Break out your gloves. Clean each part that has grease, oil, or salt buildup using your wire brush/toothbrush and solvent. This includes anything with teeth—the inside of the drum, the main stem, and the gears—as well as pawls, springs, and bearings. Some parts, such as the bearings, may only need a rinse in your solvent and a rub down with a clean rag. Others, such as the gears, may need dedicated time with the brush to get all of the gunk out from tight spaces.
As you clean, inspect each piece. Bearings should be free of cracks, and each rod should spin freely. All the teeth on the gears, drum, and the main stem that the winch handle locks into should be sharp and not worn down. If any of your pawls look dull and rounded, replace them. Your springs should also still be “spring-y.” Many sailors choose to replace all of their pawls and springs each time they service their winches, just to be safe.
After you have removed all of the old grease, oil, and salt buildup from each part, wipe everything down with a clean rag.
Before I break out the grease, I like to do a bit of reassembly first. I place the pawls and springs back into their gears, put the gears back together (this is easier if you squeeze the pawls into a closed position first), and secure them back into the winch before any grease becomes involved. Put a little bit of winch/pawl oil on your pawls before they become inaccessible again. Do not put grease on your pawls.

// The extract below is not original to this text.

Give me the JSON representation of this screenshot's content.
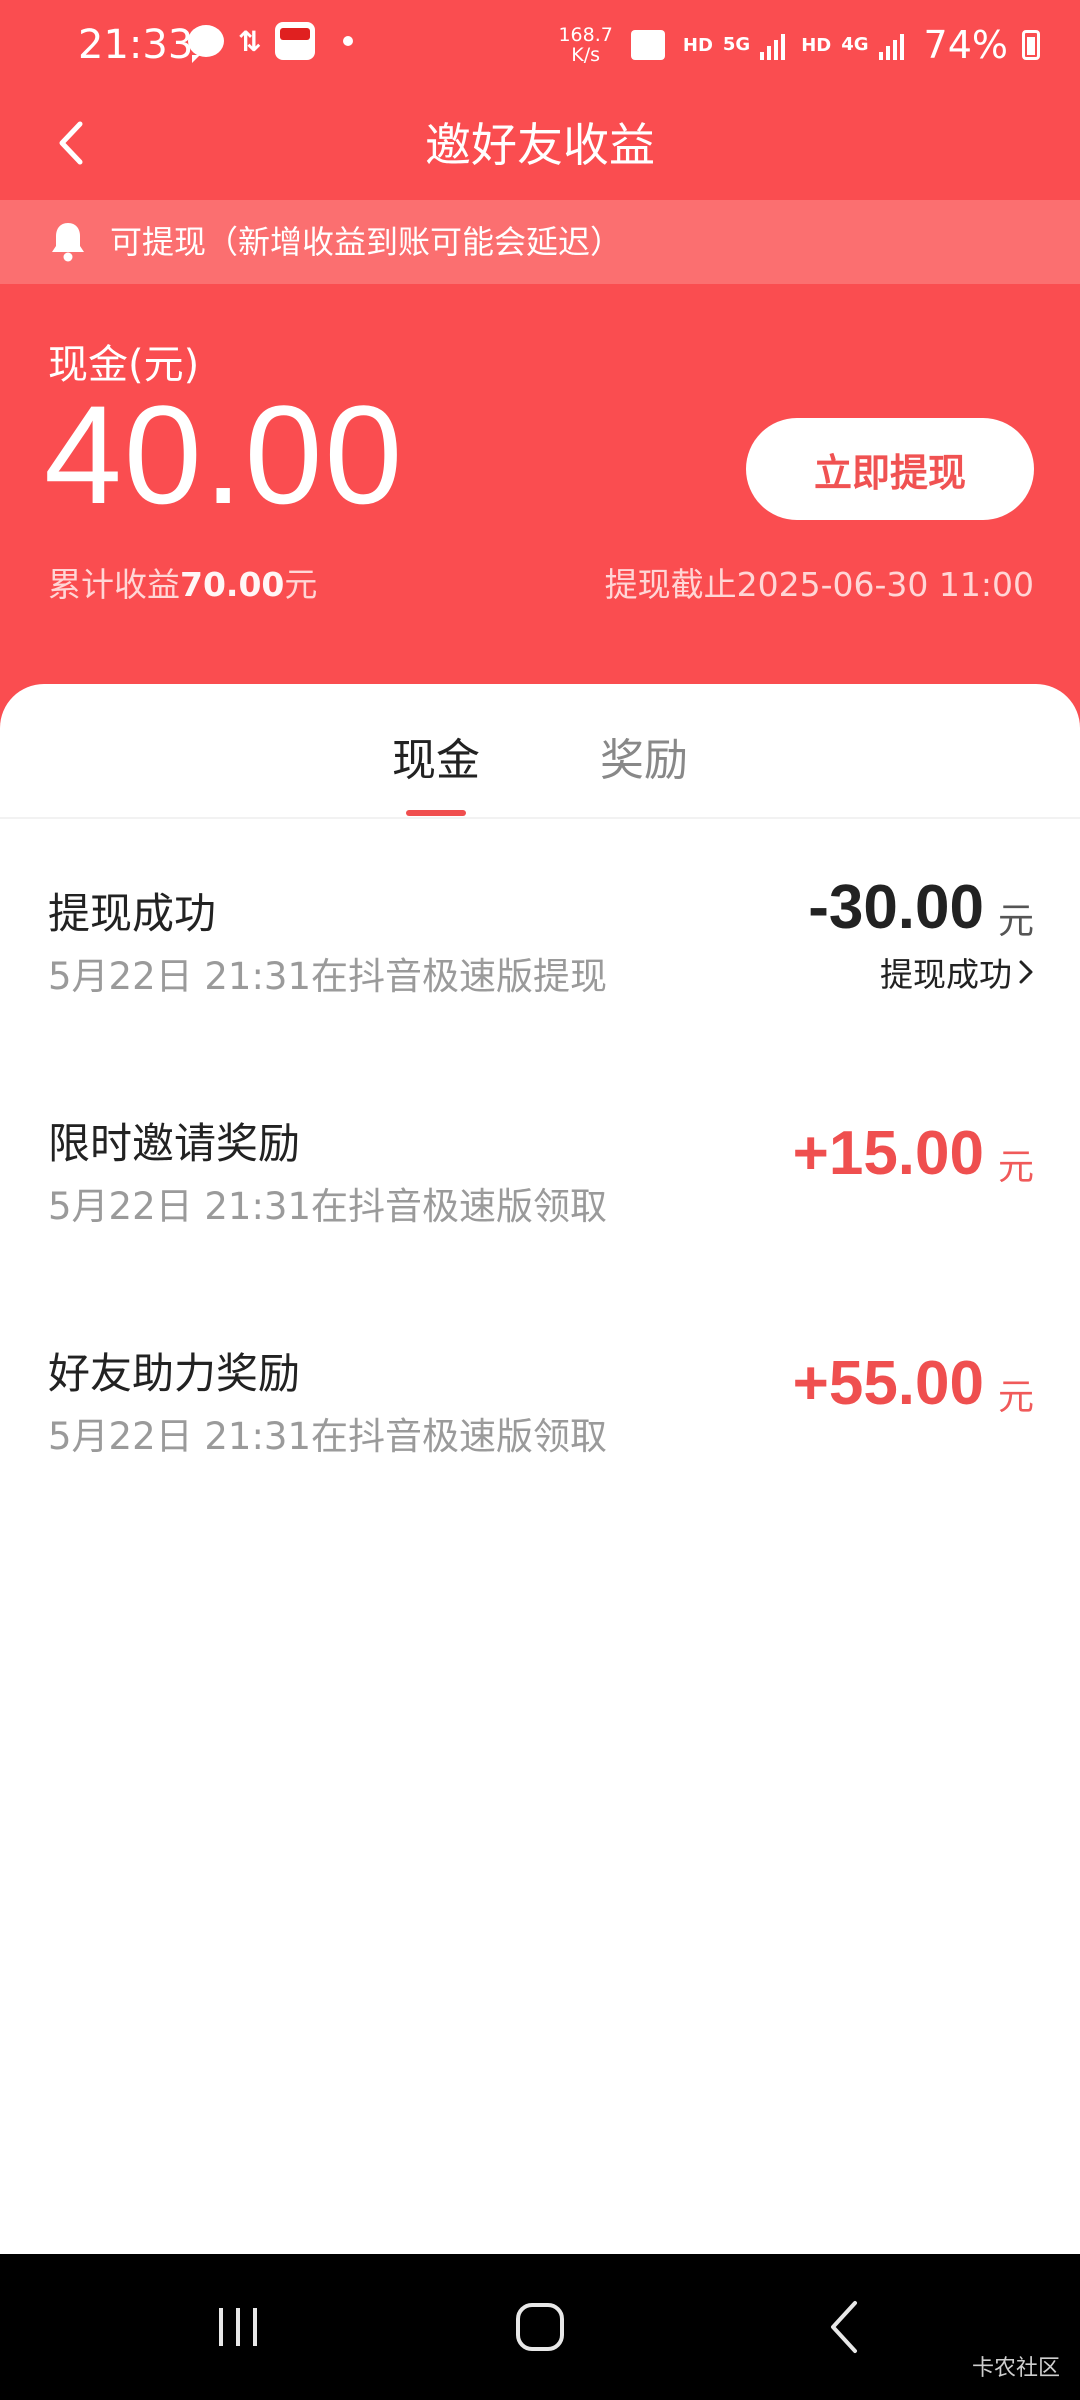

Now it’s time for the grease. Use your epoxy brush to spread grease onto all of the teeth on the gears, the inside of the drum, and the main stem. Make sure you get all the way into the crevices between the teeth. There should be an even coat that is not too thick nor too thin—the exact amount is perfected over time, but if in doubt, add a little bit more.
Now you can work backwards to reassemble the rest of the winch. Put the main stem that the winch handle locks into back into the center, oil or lightly grease your bearings (all-metal bearings can be greased, plastic ones should be oiled), and slide them back on, slide the inner drum assembly back on and screw it down if you have one, slide the main outer drum back on, reassemble the self-tailer and top plate in the backwards order from how you removed them, and screw the top plate back down.
Give your winch a spin. It should spin more freely, and the clicking of the pawls may be crisper and clearer.
If you’re having trouble figuring out how exactly to disassemble your winch, whether or not a part should be replaced, or the best grease or oil to use, reach out to your winch’s manufacturer or check its website. Many manufacturers have their own guides on how best to maintain their winches. Happy trimming!
By Kelsey Bonham